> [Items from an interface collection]
• • • •
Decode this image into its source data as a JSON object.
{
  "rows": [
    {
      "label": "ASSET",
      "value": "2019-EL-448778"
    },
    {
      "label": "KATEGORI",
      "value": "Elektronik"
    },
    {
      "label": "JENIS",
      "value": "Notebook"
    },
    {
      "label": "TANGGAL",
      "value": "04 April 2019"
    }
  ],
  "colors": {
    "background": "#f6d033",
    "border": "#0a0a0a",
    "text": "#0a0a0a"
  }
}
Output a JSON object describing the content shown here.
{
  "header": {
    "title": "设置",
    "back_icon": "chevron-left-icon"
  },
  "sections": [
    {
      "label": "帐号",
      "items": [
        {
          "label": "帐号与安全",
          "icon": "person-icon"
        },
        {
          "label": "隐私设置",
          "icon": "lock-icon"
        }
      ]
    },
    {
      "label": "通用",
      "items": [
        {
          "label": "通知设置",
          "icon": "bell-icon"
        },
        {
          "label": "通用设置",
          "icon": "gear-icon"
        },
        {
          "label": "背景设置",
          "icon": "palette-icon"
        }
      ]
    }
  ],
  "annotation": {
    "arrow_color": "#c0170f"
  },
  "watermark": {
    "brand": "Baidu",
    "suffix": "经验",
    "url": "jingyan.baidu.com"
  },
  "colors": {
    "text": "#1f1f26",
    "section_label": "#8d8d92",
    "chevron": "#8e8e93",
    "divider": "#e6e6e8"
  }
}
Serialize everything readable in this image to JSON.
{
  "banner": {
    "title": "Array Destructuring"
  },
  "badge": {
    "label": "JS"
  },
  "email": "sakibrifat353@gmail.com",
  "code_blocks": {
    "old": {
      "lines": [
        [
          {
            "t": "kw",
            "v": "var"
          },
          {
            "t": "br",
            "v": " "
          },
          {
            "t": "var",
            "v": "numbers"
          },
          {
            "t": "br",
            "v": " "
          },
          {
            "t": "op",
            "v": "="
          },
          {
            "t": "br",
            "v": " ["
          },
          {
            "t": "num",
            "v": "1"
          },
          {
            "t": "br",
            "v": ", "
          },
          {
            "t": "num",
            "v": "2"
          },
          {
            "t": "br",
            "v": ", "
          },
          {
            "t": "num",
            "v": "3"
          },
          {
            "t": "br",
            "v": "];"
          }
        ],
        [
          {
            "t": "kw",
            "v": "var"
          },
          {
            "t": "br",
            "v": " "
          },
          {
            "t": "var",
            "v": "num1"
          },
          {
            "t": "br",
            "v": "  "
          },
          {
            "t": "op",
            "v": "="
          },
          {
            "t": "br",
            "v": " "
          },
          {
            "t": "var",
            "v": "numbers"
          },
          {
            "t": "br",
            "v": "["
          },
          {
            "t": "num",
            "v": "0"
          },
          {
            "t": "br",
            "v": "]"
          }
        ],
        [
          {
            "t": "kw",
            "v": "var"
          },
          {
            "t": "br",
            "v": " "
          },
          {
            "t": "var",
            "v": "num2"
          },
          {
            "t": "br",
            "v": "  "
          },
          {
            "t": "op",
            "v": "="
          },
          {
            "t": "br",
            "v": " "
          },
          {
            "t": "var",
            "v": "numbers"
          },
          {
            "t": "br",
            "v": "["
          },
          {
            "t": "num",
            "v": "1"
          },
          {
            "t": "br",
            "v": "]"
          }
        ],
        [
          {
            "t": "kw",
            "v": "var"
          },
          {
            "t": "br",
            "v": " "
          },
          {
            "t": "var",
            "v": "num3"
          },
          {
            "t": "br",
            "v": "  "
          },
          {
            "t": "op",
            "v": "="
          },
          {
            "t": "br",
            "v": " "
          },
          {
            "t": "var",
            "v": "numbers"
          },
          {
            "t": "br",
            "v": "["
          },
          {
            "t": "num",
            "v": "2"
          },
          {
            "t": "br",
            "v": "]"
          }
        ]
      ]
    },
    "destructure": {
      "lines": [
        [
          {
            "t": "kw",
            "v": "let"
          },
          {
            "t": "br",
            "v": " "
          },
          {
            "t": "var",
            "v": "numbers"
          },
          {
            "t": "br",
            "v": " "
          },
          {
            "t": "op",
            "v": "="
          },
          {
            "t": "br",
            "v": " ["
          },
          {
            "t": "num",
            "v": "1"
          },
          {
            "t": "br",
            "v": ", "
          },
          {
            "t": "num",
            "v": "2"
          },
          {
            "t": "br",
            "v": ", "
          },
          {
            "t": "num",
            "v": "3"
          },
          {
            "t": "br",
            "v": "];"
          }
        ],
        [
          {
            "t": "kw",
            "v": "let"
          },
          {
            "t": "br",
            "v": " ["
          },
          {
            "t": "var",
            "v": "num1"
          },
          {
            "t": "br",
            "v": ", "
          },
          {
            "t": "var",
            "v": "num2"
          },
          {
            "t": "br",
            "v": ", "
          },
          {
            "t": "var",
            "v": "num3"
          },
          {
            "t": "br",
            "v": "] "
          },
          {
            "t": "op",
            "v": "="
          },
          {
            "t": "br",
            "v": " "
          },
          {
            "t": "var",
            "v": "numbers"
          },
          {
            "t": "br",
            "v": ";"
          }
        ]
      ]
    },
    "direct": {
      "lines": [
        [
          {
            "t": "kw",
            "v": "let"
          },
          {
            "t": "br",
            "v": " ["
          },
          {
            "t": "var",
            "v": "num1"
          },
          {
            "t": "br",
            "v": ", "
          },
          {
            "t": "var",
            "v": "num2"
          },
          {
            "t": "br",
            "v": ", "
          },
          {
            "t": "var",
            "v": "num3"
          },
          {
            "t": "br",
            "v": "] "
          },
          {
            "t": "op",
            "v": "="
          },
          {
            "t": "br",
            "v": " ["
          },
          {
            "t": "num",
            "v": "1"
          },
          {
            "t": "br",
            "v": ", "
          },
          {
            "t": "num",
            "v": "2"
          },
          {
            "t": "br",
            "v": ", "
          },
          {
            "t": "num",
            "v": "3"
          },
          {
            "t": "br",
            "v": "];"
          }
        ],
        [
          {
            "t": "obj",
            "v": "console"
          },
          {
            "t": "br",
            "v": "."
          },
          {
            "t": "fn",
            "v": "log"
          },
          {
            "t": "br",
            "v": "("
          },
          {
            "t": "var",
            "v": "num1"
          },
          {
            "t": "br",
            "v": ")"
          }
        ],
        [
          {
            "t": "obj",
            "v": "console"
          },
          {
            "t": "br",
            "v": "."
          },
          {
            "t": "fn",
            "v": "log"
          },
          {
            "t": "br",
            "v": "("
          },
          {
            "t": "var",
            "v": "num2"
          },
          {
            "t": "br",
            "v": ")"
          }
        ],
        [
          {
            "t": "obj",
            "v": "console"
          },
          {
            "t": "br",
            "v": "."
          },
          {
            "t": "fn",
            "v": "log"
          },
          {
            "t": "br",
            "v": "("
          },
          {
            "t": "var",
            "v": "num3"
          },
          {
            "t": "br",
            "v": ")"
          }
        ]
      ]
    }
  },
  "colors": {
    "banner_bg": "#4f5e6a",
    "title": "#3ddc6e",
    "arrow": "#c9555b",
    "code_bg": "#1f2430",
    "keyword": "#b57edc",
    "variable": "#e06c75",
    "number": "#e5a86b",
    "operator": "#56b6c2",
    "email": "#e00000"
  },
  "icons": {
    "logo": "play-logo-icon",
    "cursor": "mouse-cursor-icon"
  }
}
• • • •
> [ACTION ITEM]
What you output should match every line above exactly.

> [RESULT OF THE TASK]
Decode this image into its source data as a JSON object.
{
  "rows": [
    {
      "label": "ASSET",
      "value": "2019-EL-448778"
    },
    {
      "label": "KATEGORI",
      "value": "Elektronik"
    },
    {
      "label": "JENIS",
      "value": "Notebook"
    },
    {
      "label": "TANGGAL",
      "value": "04 April 2019"
    }
  ],
  "colors": {
    "background": "#f6d033",
    "border": "#0a0a0a",
    "text": "#0a0a0a"
  }
}
Output a JSON object describing the content shown here.
{
  "header": {
    "title": "设置",
    "back_icon": "chevron-left-icon"
  },
  "sections": [
    {
      "label": "帐号",
      "items": [
        {
          "label": "帐号与安全",
          "icon": "person-icon"
        },
        {
          "label": "隐私设置",
          "icon": "lock-icon"
        }
      ]
    },
    {
      "label": "通用",
      "items": [
        {
          "label": "通知设置",
          "icon": "bell-icon"
        },
        {
          "label": "通用设置",
          "icon": "gear-icon"
        },
        {
          "label": "背景设置",
          "icon": "palette-icon"
        }
      ]
    }
  ],
  "annotation": {
    "arrow_color": "#c0170f"
  },
  "watermark": {
    "brand": "Baidu",
    "suffix": "经验",
    "url": "jingyan.baidu.com"
  },
  "colors": {
    "text": "#1f1f26",
    "section_label": "#8d8d92",
    "chevron": "#8e8e93",
    "divider": "#e6e6e8"
  }
}
Serialize everything readable in this image to JSON.
{
  "banner": {
    "title": "Array Destructuring"
  },
  "badge": {
    "label": "JS"
  },
  "email": "sakibrifat353@gmail.com",
  "code_blocks": {
    "old": {
      "lines": [
        [
          {
            "t": "kw",
            "v": "var"
          },
          {
            "t": "br",
            "v": " "
          },
          {
            "t": "var",
            "v": "numbers"
          },
          {
            "t": "br",
            "v": " "
          },
          {
            "t": "op",
            "v": "="
          },
          {
            "t": "br",
            "v": " ["
          },
          {
            "t": "num",
            "v": "1"
          },
          {
            "t": "br",
            "v": ", "
          },
          {
            "t": "num",
            "v": "2"
          },
          {
            "t": "br",
            "v": ", "
          },
          {
            "t": "num",
            "v": "3"
          },
          {
            "t": "br",
            "v": "];"
          }
        ],
        [
          {
            "t": "kw",
            "v": "var"
          },
          {
            "t": "br",
            "v": " "
          },
          {
            "t": "var",
            "v": "num1"
          },
          {
            "t": "br",
            "v": "  "
          },
          {
            "t": "op",
            "v": "="
          },
          {
            "t": "br",
            "v": " "
          },
          {
            "t": "var",
            "v": "numbers"
          },
          {
            "t": "br",
            "v": "["
          },
          {
            "t": "num",
            "v": "0"
          },
          {
            "t": "br",
            "v": "]"
          }
        ],
        [
          {
            "t": "kw",
            "v": "var"
          },
          {
            "t": "br",
            "v": " "
          },
          {
            "t": "var",
            "v": "num2"
          },
          {
            "t": "br",
            "v": "  "
          },
          {
            "t": "op",
            "v": "="
          },
          {
            "t": "br",
            "v": " "
          },
          {
            "t": "var",
            "v": "numbers"
          },
          {
            "t": "br",
            "v": "["
          },
          {
            "t": "num",
            "v": "1"
          },
          {
            "t": "br",
            "v": "]"
          }
        ],
        [
          {
            "t": "kw",
            "v": "var"
          },
          {
            "t": "br",
            "v": " "
          },
          {
            "t": "var",
            "v": "num3"
          },
          {
            "t": "br",
            "v": "  "
          },
          {
            "t": "op",
            "v": "="
          },
          {
            "t": "br",
            "v": " "
          },
          {
            "t": "var",
            "v": "numbers"
          },
          {
            "t": "br",
            "v": "["
          },
          {
            "t": "num",
            "v": "2"
          },
          {
            "t": "br",
            "v": "]"
          }
        ]
      ]
    },
    "destructure": {
      "lines": [
        [
          {
            "t": "kw",
            "v": "let"
          },
          {
            "t": "br",
            "v": " "
          },
          {
            "t": "var",
            "v": "numbers"
          },
          {
            "t": "br",
            "v": " "
          },
          {
            "t": "op",
            "v": "="
          },
          {
            "t": "br",
            "v": " ["
          },
          {
            "t": "num",
            "v": "1"
          },
          {
            "t": "br",
            "v": ", "
          },
          {
            "t": "num",
            "v": "2"
          },
          {
            "t": "br",
            "v": ", "
          },
          {
            "t": "num",
            "v": "3"
          },
          {
            "t": "br",
            "v": "];"
          }
        ],
        [
          {
            "t": "kw",
            "v": "let"
          },
          {
            "t": "br",
            "v": " ["
          },
          {
            "t": "var",
            "v": "num1"
          },
          {
            "t": "br",
            "v": ", "
          },
          {
            "t": "var",
            "v": "num2"
          },
          {
            "t": "br",
            "v": ", "
          },
          {
            "t": "var",
            "v": "num3"
          },
          {
            "t": "br",
            "v": "] "
          },
          {
            "t": "op",
            "v": "="
          },
          {
            "t": "br",
            "v": " "
          },
          {
            "t": "var",
            "v": "numbers"
          },
          {
            "t": "br",
            "v": ";"
          }
        ]
      ]
    },
    "direct": {
      "lines": [
        [
          {
            "t": "kw",
            "v": "let"
          },
          {
            "t": "br",
            "v": " ["
          },
          {
            "t": "var",
            "v": "num1"
          },
          {
            "t": "br",
            "v": ", "
          },
          {
            "t": "var",
            "v": "num2"
          },
          {
            "t": "br",
            "v": ", "
          },
          {
            "t": "var",
            "v": "num3"
          },
          {
            "t": "br",
            "v": "] "
          },
          {
            "t": "op",
            "v": "="
          },
          {
            "t": "br",
            "v": " ["
          },
          {
            "t": "num",
            "v": "1"
          },
          {
            "t": "br",
            "v": ", "
          },
          {
            "t": "num",
            "v": "2"
          },
          {
            "t": "br",
            "v": ", "
          },
          {
            "t": "num",
            "v": "3"
          },
          {
            "t": "br",
            "v": "];"
          }
        ],
        [
          {
            "t": "obj",
            "v": "console"
          },
          {
            "t": "br",
            "v": "."
          },
          {
            "t": "fn",
            "v": "log"
          },
          {
            "t": "br",
            "v": "("
          },
          {
            "t": "var",
            "v": "num1"
          },
          {
            "t": "br",
            "v": ")"
          }
        ],
        [
          {
            "t": "obj",
            "v": "console"
          },
          {
            "t": "br",
            "v": "."
          },
          {
            "t": "fn",
            "v": "log"
          },
          {
            "t": "br",
            "v": "("
          },
          {
            "t": "var",
            "v": "num2"
          },
          {
            "t": "br",
            "v": ")"
          }
        ],
        [
          {
            "t": "obj",
            "v": "console"
          },
          {
            "t": "br",
            "v": "."
          },
          {
            "t": "fn",
            "v": "log"
          },
          {
            "t": "br",
            "v": "("
          },
          {
            "t": "var",
            "v": "num3"
          },
          {
            "t": "br",
            "v": ")"
          }
        ]
      ]
    }
  },
  "colors": {
    "banner_bg": "#4f5e6a",
    "title": "#3ddc6e",
    "arrow": "#c9555b",
    "code_bg": "#1f2430",
    "keyword": "#b57edc",
    "variable": "#e06c75",
    "number": "#e5a86b",
    "operator": "#56b6c2",
    "email": "#e00000"
  },
  "icons": {
    "logo": "play-logo-icon",
    "cursor": "mouse-cursor-icon"
  }
}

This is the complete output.